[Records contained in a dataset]
####

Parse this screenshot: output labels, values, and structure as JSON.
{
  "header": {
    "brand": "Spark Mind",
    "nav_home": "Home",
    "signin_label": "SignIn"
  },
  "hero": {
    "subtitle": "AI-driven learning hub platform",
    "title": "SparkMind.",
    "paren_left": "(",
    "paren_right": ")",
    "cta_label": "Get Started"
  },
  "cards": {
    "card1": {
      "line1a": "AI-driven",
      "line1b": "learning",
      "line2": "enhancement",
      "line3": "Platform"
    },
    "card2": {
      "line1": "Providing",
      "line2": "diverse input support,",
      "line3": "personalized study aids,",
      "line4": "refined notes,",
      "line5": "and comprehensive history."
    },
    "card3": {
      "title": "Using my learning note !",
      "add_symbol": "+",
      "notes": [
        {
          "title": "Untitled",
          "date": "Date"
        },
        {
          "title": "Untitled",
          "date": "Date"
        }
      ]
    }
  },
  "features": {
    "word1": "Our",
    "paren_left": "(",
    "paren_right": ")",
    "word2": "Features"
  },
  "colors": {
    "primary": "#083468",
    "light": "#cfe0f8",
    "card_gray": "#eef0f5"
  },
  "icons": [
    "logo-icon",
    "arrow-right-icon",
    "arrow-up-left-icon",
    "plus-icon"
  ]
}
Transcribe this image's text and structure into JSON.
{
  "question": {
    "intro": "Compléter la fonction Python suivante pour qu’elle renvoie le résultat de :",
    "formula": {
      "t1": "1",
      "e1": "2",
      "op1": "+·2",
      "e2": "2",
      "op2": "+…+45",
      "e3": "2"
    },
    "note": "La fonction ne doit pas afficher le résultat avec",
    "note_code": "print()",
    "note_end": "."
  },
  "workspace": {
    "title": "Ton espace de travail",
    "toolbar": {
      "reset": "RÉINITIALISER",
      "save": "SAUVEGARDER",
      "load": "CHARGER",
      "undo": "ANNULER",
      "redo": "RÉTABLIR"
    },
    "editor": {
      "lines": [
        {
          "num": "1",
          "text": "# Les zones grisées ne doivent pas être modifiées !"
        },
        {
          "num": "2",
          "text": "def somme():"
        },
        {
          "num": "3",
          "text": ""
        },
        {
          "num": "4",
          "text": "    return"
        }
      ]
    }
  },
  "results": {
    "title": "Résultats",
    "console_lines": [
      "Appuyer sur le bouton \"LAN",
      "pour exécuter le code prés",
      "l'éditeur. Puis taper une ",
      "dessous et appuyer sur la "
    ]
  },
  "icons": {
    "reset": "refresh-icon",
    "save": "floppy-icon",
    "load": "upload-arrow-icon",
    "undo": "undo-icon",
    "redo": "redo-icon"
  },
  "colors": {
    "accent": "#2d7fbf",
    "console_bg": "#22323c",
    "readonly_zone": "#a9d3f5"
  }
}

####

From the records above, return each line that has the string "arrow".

    "arrow-right-icon",
    "arrow-up-left-icon",
    "load": "upload-arrow-icon",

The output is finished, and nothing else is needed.